Kyiv dismisses Russia’s declare a whole bunch of Ukrainian troopers killed in Kramatorsk assault

Kramatorsk, Ukraine

Ukrainian officers on Sunday dismissed Moscow’s declare that a lot of Kyiv’s troopers had been killed in a Russian assault final week in Kramatorsk, japanese Ukraine.

“This is nonsense,” Serhii Cherevatyi, a spokesman for Japanese Group of the Ukrainian Armed Forces, instructed CNN, in response to the Russian declare.

A CNN crew on the bottom has seen no indication of any huge casualties within the space. There isn’t a uncommon exercise in and round Kramatorsk, together with within the neighborhood of town morgue, the crew reported.

A Reuters reporter in Kramtorsk additionally reported no indicators of a big Russian strike on two faculty dormitories that Russia claimed had been housing a whole bunch of Ukrainian troopers.

“There were no obvious signs that soldiers had been living there and no sign of bodies or traces of blood,” the Reuters report stated.

Kramatorsk’s mayor stated there had been no casualties, based on Reuters.

Earlier, Russia claimed that greater than 600 Ukrainian troopers had been killed in a Russian strike in Kramatorsk carried out in “retaliation” over the Ukrainian assault on Russian-occupied Makiivka final week, based on an announcement from the Russian Protection Ministry.

The Makiivka strike passed off simply after midnight on New Yr’s Day, concentrating on a vocational college housing Russian conscripts in Makiivka, within the Donetsk area, based on each Ukrainian and pro-Russian accounts.

Video exhibits second of explosion at Russian ammo depot in Luhansk

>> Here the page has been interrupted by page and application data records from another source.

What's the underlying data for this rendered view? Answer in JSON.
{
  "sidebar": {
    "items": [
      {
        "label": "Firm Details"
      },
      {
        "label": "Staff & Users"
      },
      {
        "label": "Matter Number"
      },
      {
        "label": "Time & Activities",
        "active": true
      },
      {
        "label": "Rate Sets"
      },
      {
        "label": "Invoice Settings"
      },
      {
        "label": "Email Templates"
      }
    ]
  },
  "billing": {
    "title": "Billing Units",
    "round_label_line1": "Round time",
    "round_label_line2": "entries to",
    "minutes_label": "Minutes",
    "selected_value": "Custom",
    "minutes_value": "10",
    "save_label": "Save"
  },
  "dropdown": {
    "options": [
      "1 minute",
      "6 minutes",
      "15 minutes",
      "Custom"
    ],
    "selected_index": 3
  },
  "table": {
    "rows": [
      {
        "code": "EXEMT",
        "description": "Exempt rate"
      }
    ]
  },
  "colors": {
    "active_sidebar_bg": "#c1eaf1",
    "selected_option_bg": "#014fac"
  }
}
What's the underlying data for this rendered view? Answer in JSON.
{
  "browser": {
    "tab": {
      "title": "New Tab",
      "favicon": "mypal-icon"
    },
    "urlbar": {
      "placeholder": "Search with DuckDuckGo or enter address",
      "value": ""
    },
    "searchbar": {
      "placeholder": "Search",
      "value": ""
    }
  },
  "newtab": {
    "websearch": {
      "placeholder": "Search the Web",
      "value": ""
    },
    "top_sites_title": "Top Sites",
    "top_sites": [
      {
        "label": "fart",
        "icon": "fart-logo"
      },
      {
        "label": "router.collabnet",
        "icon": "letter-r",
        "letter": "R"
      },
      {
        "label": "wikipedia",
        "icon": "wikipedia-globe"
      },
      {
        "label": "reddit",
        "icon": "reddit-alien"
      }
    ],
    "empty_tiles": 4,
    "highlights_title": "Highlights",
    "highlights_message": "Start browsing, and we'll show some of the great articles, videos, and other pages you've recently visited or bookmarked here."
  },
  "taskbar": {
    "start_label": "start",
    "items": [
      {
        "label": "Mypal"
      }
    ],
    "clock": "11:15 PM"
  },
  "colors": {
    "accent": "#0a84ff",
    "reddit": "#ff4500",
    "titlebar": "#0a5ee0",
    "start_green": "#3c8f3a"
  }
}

At the very least 89 Russian troopers had been killed – a uncommon Russian admission of a excessive loss of life toll. The Ukrainian army reported even greater figures, initially claiming as much as round 400 Russian troopers had been killed. CNN can’t independently confirm both facet’s reported loss of life toll. In both case, the strike marked one of many deadliest episodes of the battle for Moscow’s forces.

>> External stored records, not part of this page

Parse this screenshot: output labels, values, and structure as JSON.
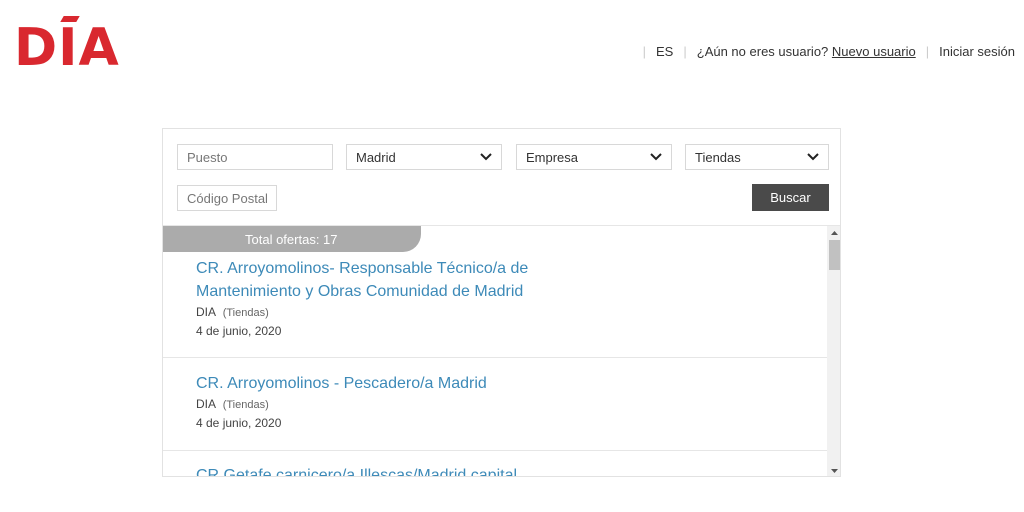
{
  "brand": {
    "logo_text": "DIA",
    "color": "#d9282f"
  },
  "header": {
    "language": "ES",
    "prompt": "¿Aún no eres usuario?",
    "new_user_link": "Nuevo usuario",
    "login": "Iniciar sesión"
  },
  "filters": {
    "position_placeholder": "Puesto",
    "location_value": "Madrid",
    "company_value": "Empresa",
    "type_value": "Tiendas",
    "postal_placeholder": "Código Postal",
    "search_label": "Buscar"
  },
  "results": {
    "total_label": "Total ofertas: 17",
    "jobs": [
      {
        "title": "CR. Arroyomolinos- Responsable Técnico/a de Mantenimiento y Obras Comunidad de Madrid",
        "company": "DIA",
        "category": "(Tiendas)",
        "date": "4 de junio, 2020"
      },
      {
        "title": "CR. Arroyomolinos - Pescadero/a Madrid",
        "company": "DIA",
        "category": "(Tiendas)",
        "date": "4 de junio, 2020"
      },
      {
        "title": "CR Getafe carnicero/a Illescas/Madrid capital",
        "company": "",
        "category": "",
        "date": ""
      }
    ]
  },
  "colors": {
    "accent_link": "#3d8ab8",
    "button_bg": "#4a4a4a",
    "tab_bg": "#ababab"
  },
  "icons": {
    "select_chevron": "chevron-down-icon",
    "scroll_up": "arrow-up-icon",
    "scroll_down": "arrow-down-icon"
  }
}
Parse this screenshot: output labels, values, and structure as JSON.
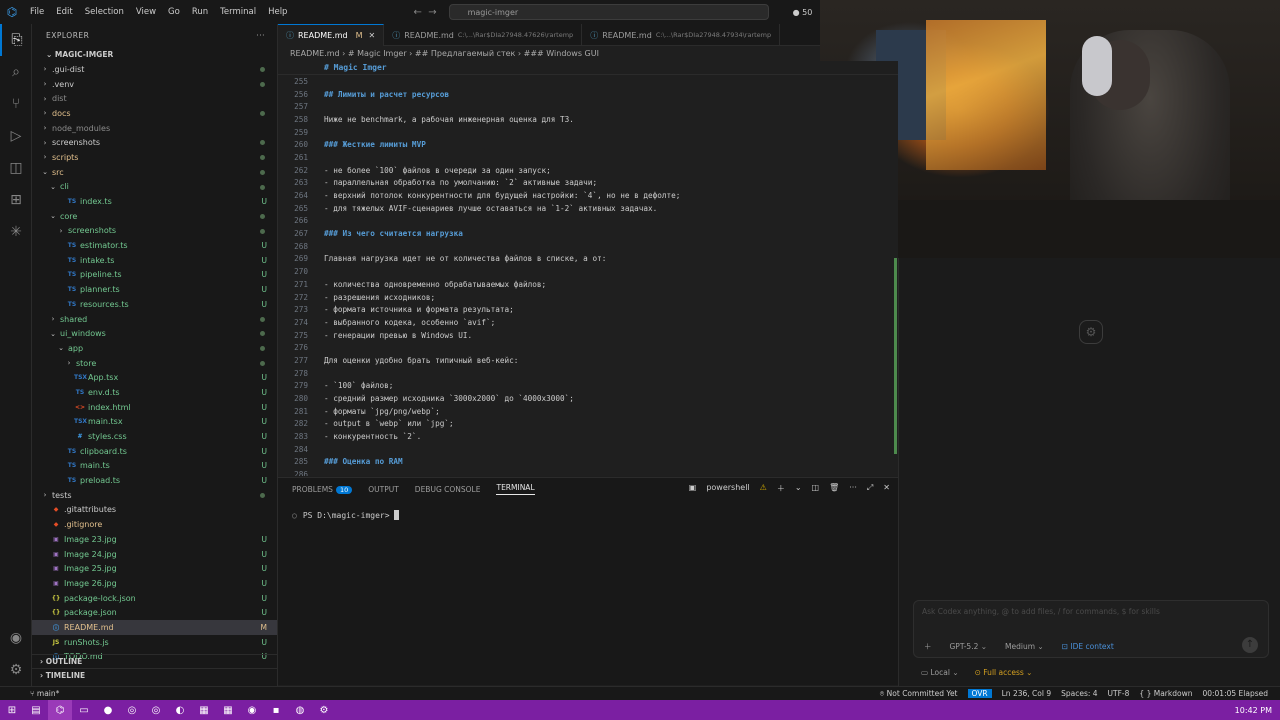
{
  "menu": [
    "File",
    "Edit",
    "Selection",
    "View",
    "Go",
    "Run",
    "Terminal",
    "Help"
  ],
  "search": {
    "text": "magic-imger"
  },
  "notification_count": "50",
  "activity": [
    {
      "icon": "files-icon",
      "glyph": "⎘"
    },
    {
      "icon": "search-icon",
      "glyph": "⌕"
    },
    {
      "icon": "source-control-icon",
      "glyph": "⑂"
    },
    {
      "icon": "run-debug-icon",
      "glyph": "▷"
    },
    {
      "icon": "remote-icon",
      "glyph": "◫"
    },
    {
      "icon": "extensions-icon",
      "glyph": "⊞"
    },
    {
      "icon": "copilot-icon",
      "glyph": "✳"
    }
  ],
  "sidebar": {
    "title": "EXPLORER",
    "root": "MAGIC-IMGER",
    "items": [
      {
        "label": ".gui-dist",
        "indent": 0,
        "arrow": "›",
        "icon": "",
        "badge": "",
        "color": "#cccccc",
        "dot": true
      },
      {
        "label": ".venv",
        "indent": 0,
        "arrow": "›",
        "icon": "",
        "badge": "",
        "color": "#cccccc",
        "dot": true
      },
      {
        "label": "dist",
        "indent": 0,
        "arrow": "›",
        "icon": "",
        "badge": "",
        "color": "#8c8c8c",
        "dot": false
      },
      {
        "label": "docs",
        "indent": 0,
        "arrow": "›",
        "icon": "",
        "badge": "",
        "color": "#e2c08d",
        "dot": true
      },
      {
        "label": "node_modules",
        "indent": 0,
        "arrow": "›",
        "icon": "",
        "badge": "",
        "color": "#8c8c8c",
        "dot": false
      },
      {
        "label": "screenshots",
        "indent": 0,
        "arrow": "›",
        "icon": "",
        "badge": "",
        "color": "#cccccc",
        "dot": true
      },
      {
        "label": "scripts",
        "indent": 0,
        "arrow": "›",
        "icon": "",
        "badge": "",
        "color": "#e2c08d",
        "dot": true
      },
      {
        "label": "src",
        "indent": 0,
        "arrow": "⌄",
        "icon": "",
        "badge": "",
        "color": "#e2c08d",
        "dot": true
      },
      {
        "label": "cli",
        "indent": 1,
        "arrow": "⌄",
        "icon": "",
        "badge": "",
        "color": "#73c991",
        "dot": true
      },
      {
        "label": "index.ts",
        "indent": 2,
        "arrow": "",
        "icon": "TS",
        "badge": "U",
        "color": "#73c991",
        "dot": false
      },
      {
        "label": "core",
        "indent": 1,
        "arrow": "⌄",
        "icon": "",
        "badge": "",
        "color": "#73c991",
        "dot": true
      },
      {
        "label": "screenshots",
        "indent": 2,
        "arrow": "›",
        "icon": "",
        "badge": "",
        "color": "#73c991",
        "dot": true
      },
      {
        "label": "estimator.ts",
        "indent": 2,
        "arrow": "",
        "icon": "TS",
        "badge": "U",
        "color": "#73c991",
        "dot": false
      },
      {
        "label": "intake.ts",
        "indent": 2,
        "arrow": "",
        "icon": "TS",
        "badge": "U",
        "color": "#73c991",
        "dot": false
      },
      {
        "label": "pipeline.ts",
        "indent": 2,
        "arrow": "",
        "icon": "TS",
        "badge": "U",
        "color": "#73c991",
        "dot": false
      },
      {
        "label": "planner.ts",
        "indent": 2,
        "arrow": "",
        "icon": "TS",
        "badge": "U",
        "color": "#73c991",
        "dot": false
      },
      {
        "label": "resources.ts",
        "indent": 2,
        "arrow": "",
        "icon": "TS",
        "badge": "U",
        "color": "#73c991",
        "dot": false
      },
      {
        "label": "shared",
        "indent": 1,
        "arrow": "›",
        "icon": "",
        "badge": "",
        "color": "#73c991",
        "dot": true
      },
      {
        "label": "ui_windows",
        "indent": 1,
        "arrow": "⌄",
        "icon": "",
        "badge": "",
        "color": "#73c991",
        "dot": true
      },
      {
        "label": "app",
        "indent": 2,
        "arrow": "⌄",
        "icon": "",
        "badge": "",
        "color": "#73c991",
        "dot": true
      },
      {
        "label": "store",
        "indent": 3,
        "arrow": "›",
        "icon": "",
        "badge": "",
        "color": "#73c991",
        "dot": true
      },
      {
        "label": "App.tsx",
        "indent": 3,
        "arrow": "",
        "icon": "TSX",
        "badge": "U",
        "color": "#73c991",
        "dot": false
      },
      {
        "label": "env.d.ts",
        "indent": 3,
        "arrow": "",
        "icon": "TS",
        "badge": "U",
        "color": "#73c991",
        "dot": false
      },
      {
        "label": "index.html",
        "indent": 3,
        "arrow": "",
        "icon": "<>",
        "badge": "U",
        "color": "#73c991",
        "dot": false
      },
      {
        "label": "main.tsx",
        "indent": 3,
        "arrow": "",
        "icon": "TSX",
        "badge": "U",
        "color": "#73c991",
        "dot": false
      },
      {
        "label": "styles.css",
        "indent": 3,
        "arrow": "",
        "icon": "#",
        "badge": "U",
        "color": "#73c991",
        "dot": false
      },
      {
        "label": "clipboard.ts",
        "indent": 2,
        "arrow": "",
        "icon": "TS",
        "badge": "U",
        "color": "#73c991",
        "dot": false
      },
      {
        "label": "main.ts",
        "indent": 2,
        "arrow": "",
        "icon": "TS",
        "badge": "U",
        "color": "#73c991",
        "dot": false
      },
      {
        "label": "preload.ts",
        "indent": 2,
        "arrow": "",
        "icon": "TS",
        "badge": "U",
        "color": "#73c991",
        "dot": false
      },
      {
        "label": "tests",
        "indent": 0,
        "arrow": "›",
        "icon": "",
        "badge": "",
        "color": "#cccccc",
        "dot": true
      },
      {
        "label": ".gitattributes",
        "indent": 0,
        "arrow": "",
        "icon": "◆",
        "badge": "",
        "color": "#cccccc",
        "dot": false
      },
      {
        "label": ".gitignore",
        "indent": 0,
        "arrow": "",
        "icon": "◆",
        "badge": "",
        "color": "#e2c08d",
        "dot": false
      },
      {
        "label": "Image 23.jpg",
        "indent": 0,
        "arrow": "",
        "icon": "▣",
        "badge": "U",
        "color": "#73c991",
        "dot": false
      },
      {
        "label": "Image 24.jpg",
        "indent": 0,
        "arrow": "",
        "icon": "▣",
        "badge": "U",
        "color": "#73c991",
        "dot": false
      },
      {
        "label": "Image 25.jpg",
        "indent": 0,
        "arrow": "",
        "icon": "▣",
        "badge": "U",
        "color": "#73c991",
        "dot": false
      },
      {
        "label": "Image 26.jpg",
        "indent": 0,
        "arrow": "",
        "icon": "▣",
        "badge": "U",
        "color": "#73c991",
        "dot": false
      },
      {
        "label": "package-lock.json",
        "indent": 0,
        "arrow": "",
        "icon": "{}",
        "badge": "U",
        "color": "#73c991",
        "dot": false
      },
      {
        "label": "package.json",
        "indent": 0,
        "arrow": "",
        "icon": "{}",
        "badge": "U",
        "color": "#73c991",
        "dot": false
      },
      {
        "label": "README.md",
        "indent": 0,
        "arrow": "",
        "icon": "ⓘ",
        "badge": "M",
        "color": "#e2c08d",
        "dot": false,
        "selected": true
      },
      {
        "label": "runShots.js",
        "indent": 0,
        "arrow": "",
        "icon": "JS",
        "badge": "U",
        "color": "#73c991",
        "dot": false
      },
      {
        "label": "TODO.md",
        "indent": 0,
        "arrow": "",
        "icon": "ⓘ",
        "badge": "U",
        "color": "#73c991",
        "dot": false
      }
    ],
    "outline": "OUTLINE",
    "timeline": "TIMELINE"
  },
  "tabs": [
    {
      "label": "README.md",
      "path": "",
      "suffix": "M",
      "active": true
    },
    {
      "label": "README.md",
      "path": "C:\\...\\Rar$DIa27948.47626\\rartemp",
      "suffix": "",
      "active": false
    },
    {
      "label": "README.md",
      "path": "C:\\...\\Rar$DIa27948.47934\\rartemp",
      "suffix": "",
      "active": false
    }
  ],
  "breadcrumb": "README.md  ›  # Magic Imger  ›  ## Предлагаемый стек  ›  ### Windows GUI",
  "sticky_heading": "# Magic Imger",
  "code": [
    {
      "n": "255",
      "t": "",
      "k": ""
    },
    {
      "n": "256",
      "t": "## Лимиты и расчет ресурсов",
      "k": "h"
    },
    {
      "n": "257",
      "t": "",
      "k": ""
    },
    {
      "n": "258",
      "t": "Ниже не benchmark, а рабочая инженерная оценка для ТЗ.",
      "k": ""
    },
    {
      "n": "259",
      "t": "",
      "k": ""
    },
    {
      "n": "260",
      "t": "### Жесткие лимиты MVP",
      "k": "h"
    },
    {
      "n": "261",
      "t": "",
      "k": ""
    },
    {
      "n": "262",
      "t": "- не более `100` файлов в очереди за один запуск;",
      "k": ""
    },
    {
      "n": "263",
      "t": "- параллельная обработка по умолчанию: `2` активные задачи;",
      "k": ""
    },
    {
      "n": "264",
      "t": "- верхний потолок конкурентности для будущей настройки: `4`, но не в дефолте;",
      "k": ""
    },
    {
      "n": "265",
      "t": "- для тяжелых AVIF-сценариев лучше оставаться на `1-2` активных задачах.",
      "k": ""
    },
    {
      "n": "266",
      "t": "",
      "k": ""
    },
    {
      "n": "267",
      "t": "### Из чего считается нагрузка",
      "k": "h"
    },
    {
      "n": "268",
      "t": "",
      "k": ""
    },
    {
      "n": "269",
      "t": "Главная нагрузка идет не от количества файлов в списке, а от:",
      "k": ""
    },
    {
      "n": "270",
      "t": "",
      "k": ""
    },
    {
      "n": "271",
      "t": "- количества одновременно обрабатываемых файлов;",
      "k": ""
    },
    {
      "n": "272",
      "t": "- разрешения исходников;",
      "k": ""
    },
    {
      "n": "273",
      "t": "- формата источника и формата результата;",
      "k": ""
    },
    {
      "n": "274",
      "t": "- выбранного кодека, особенно `avif`;",
      "k": ""
    },
    {
      "n": "275",
      "t": "- генерации превью в Windows UI.",
      "k": ""
    },
    {
      "n": "276",
      "t": "",
      "k": ""
    },
    {
      "n": "277",
      "t": "Для оценки удобно брать типичный веб-кейс:",
      "k": ""
    },
    {
      "n": "278",
      "t": "",
      "k": ""
    },
    {
      "n": "279",
      "t": "- `100` файлов;",
      "k": ""
    },
    {
      "n": "280",
      "t": "- средний размер исходника `3000x2000` до `4000x3000`;",
      "k": ""
    },
    {
      "n": "281",
      "t": "- форматы `jpg/png/webp`;",
      "k": ""
    },
    {
      "n": "282",
      "t": "- output в `webp` или `jpg`;",
      "k": ""
    },
    {
      "n": "283",
      "t": "- конкурентность `2`.",
      "k": ""
    },
    {
      "n": "284",
      "t": "",
      "k": ""
    },
    {
      "n": "285",
      "t": "### Оценка по RAM",
      "k": "h"
    },
    {
      "n": "286",
      "t": "",
      "k": ""
    }
  ],
  "panel": {
    "tabs": [
      "PROBLEMS",
      "OUTPUT",
      "DEBUG CONSOLE",
      "TERMINAL"
    ],
    "problems_count": "10",
    "shell": "powershell",
    "prompt": "PS D:\\magic-imger>"
  },
  "chat": {
    "placeholder": "Ask Codex anything, @ to add files, / for commands, $ for skills",
    "model": "GPT-5.2",
    "effort": "Medium",
    "context": "IDE context",
    "env": "Local",
    "access": "Full access"
  },
  "status": {
    "branch": "main*",
    "commit": "Not Committed Yet",
    "ovr": "OVR",
    "position": "Ln 236, Col 9",
    "spaces": "Spaces: 4",
    "encoding": "UTF-8",
    "language": "Markdown",
    "elapsed": "00:01:05 Elapsed"
  },
  "taskbar": {
    "clock": "10:42 PM",
    "apps": [
      "windows-start",
      "file-explorer",
      "vscode",
      "folder",
      "app-blue",
      "chrome-1",
      "chrome-2",
      "app-cyan",
      "app-red",
      "app-green",
      "app-obs",
      "app-orange",
      "app-github",
      "app-settings"
    ]
  }
}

A uncommon public blame recreation broke out between the Russian authorities and a few pro-Kremlin leaders and army consultants within the aftermath of the strike, after Moscow appeared accountable its personal troopers’ use of cell telephones.

The Russian Protection Ministry stated “the main cause” of the Makiivka strike was the widespread use of cell telephones by Russian troopers, “contrary to the ban,” which allowed Ukraine to “track and determine the coordinates of the soldiers’ locations.”

However that account was angrily dismissed by an influential army blogger and implicitly contradicted by the chief of the self-declared Donetsk Individuals’s Republic (DPR) in japanese Ukraine, pointing to discord within the Russian command over Moscow’s response to the assault.